“Listening to Drake’s new album today, and all I could think about was how real J Cole’s message is,” my friend Ryan texted me yesterday.
J.Cole, who is setting out next week for his KOD Tour with Young Thug, released his new album KOD on 4/20 this year. His song “1985” peaked at No. 22 on the Billboard 100 back in May. But see, as exemplified by his lyrics in 1985, J.Cole’s a little more concerned about being real and lasting than about pimping what’s popular. Which is why his new album is still giving us revelations through the Summertime… and will be, I would wager, for quite some time.
He lays it down for some young gun rappers who apparently thought they were cool enough to hate on J.Cole, and tells them to get their priorities straight: “…you havin’ fun and I respect that/But have you ever thought about your impact? … One day, them kids that’s listening gon’ grow up/And get too old for that…”
Until listening to J. Cole’s new album – KOD – his only song I knew was “No Role Modelz” from his 2014 album Forest Hills Drive. I blared that song on repeat, feeling so seen by the line “don’t save her, she don’t wanna be saved.” Exactly, J.Cole, I don’t wanna be saved – please, tell ’em, so I don’t have to.
So a couple weeks ago when I heard he’d dropped a sweet new album – I know, pretty late to the party – I was like, “Sick!” … “Wait, who’s J. Cole again?” Then I remembered “No Role Modelz,” and its lasting impact on me led to the immediate download of his whole KOD album – all 11 songs. Clutch decision, folks.
This album, as my friend Ryan also appreciates, is just that real real. It’s poetic and it’s raw; it’s a brave baring of the soul of J. Cole. He’s writing and speaking from the heart. He’s telling it straight, drawing on events from his own life – specifics that actually went down with his friends and family. He’s writing about social issues, political issues, artistic issues, even spiritual issues. He’s not sugar coating or glossing over or trying to hit on what’s hip – he’s telling it like it actually is, and then preaching on how he thinks it should be.
In “FRIENDS” – one of the album’s best songs, and a song that couldn’t possibly be more different than Beyonce and JAY-Z’s new song of the same name with the same all caps – J. Cole raps, “I wrote this to talk about the word addiction…/I hope you listening … / I know you say it helps and no I’m not trying to offend/But I know depression and drug addiction don’t blend … One thing about your demons they bound to catch up one day/I’d rather see you stand up and face them than run away/I understand this message is not the coolest to say/But if you down to try it I know of a better way/Meditate…Don’t medicate.”
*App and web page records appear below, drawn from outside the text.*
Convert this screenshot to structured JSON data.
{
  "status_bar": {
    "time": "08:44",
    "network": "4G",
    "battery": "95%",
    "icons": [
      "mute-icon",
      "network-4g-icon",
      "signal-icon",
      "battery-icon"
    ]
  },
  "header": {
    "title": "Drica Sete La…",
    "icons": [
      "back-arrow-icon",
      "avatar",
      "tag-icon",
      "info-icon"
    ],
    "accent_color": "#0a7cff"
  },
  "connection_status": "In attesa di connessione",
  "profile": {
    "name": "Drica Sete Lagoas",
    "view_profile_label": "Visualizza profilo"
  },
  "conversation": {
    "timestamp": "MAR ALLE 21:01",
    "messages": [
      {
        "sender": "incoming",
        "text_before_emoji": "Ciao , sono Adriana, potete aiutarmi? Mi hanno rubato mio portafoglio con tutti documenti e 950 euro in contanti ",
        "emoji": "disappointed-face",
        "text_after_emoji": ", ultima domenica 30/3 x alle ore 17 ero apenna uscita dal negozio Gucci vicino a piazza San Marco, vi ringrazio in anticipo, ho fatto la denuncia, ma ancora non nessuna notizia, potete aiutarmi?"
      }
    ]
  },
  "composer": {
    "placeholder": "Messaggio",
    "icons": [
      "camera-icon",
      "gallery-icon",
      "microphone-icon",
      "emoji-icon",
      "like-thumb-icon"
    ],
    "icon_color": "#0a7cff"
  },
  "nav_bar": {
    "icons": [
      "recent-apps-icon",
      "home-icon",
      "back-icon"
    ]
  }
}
How’s that for a message our world needs to hear? Let me say it again: “Meditate, don’t medicate.” Can we go ahead and make this a country-wide campaign? This is the kind of message that strikes a chord desperately needing to be struck just now, and J. Cole’s album is full of these kind of hard-hitting, spot-on messages and take-aways, gleaned from hard experience.
In “Once an Addict,” he writes about his mom, and you can hear the ragged pain and desperation in his voice: “I gotta leave this house ’cause part of me dies when I see her like this/Too young to deal with pain/I’d rather run the streets than see her kill herself … I wish that I could say the right words to cheer her/I wish her son’s love was enough … Little did I know how deep her sadness would go/Lookin’ back, I wish I woulda did more instead of runnin’.”
He conveys complex stories, emotions, and issues in his songs – ones that don’t have a simple solution or happy, easy ending, but are ongoing, and blurry, like real life.
In “KOD,” he says he “stacked a few M’s like my last name was Shady,” and it hit me that he was more like Eminem not in terms of millions made but emotion evoked; not in terms of money, but a realness that means relatability for you, the listener.
J.Cole’s new album is made up of tracks anyone genuinely going through a hard time – AKA living life as a real live human being – can listen to and feel like someone gets it/him/her.
I don’t feel like a balla BA listening to this album so much as I feel like someone gets me on a level deeper than circumstance. Because when it comes to circumstance, lemme tell ya, it probably doesn’t get much more disparate than J. Cole and this girl.
But isn’t that the mark of a true and lasting artist? … Someone who writes authentically, divulging the bloody details of his own story, but in such a way that allows the listener/me to find myself – my own struggles, my own story – in his lyrics?
Listen to J.Cole’s new album, and be seen.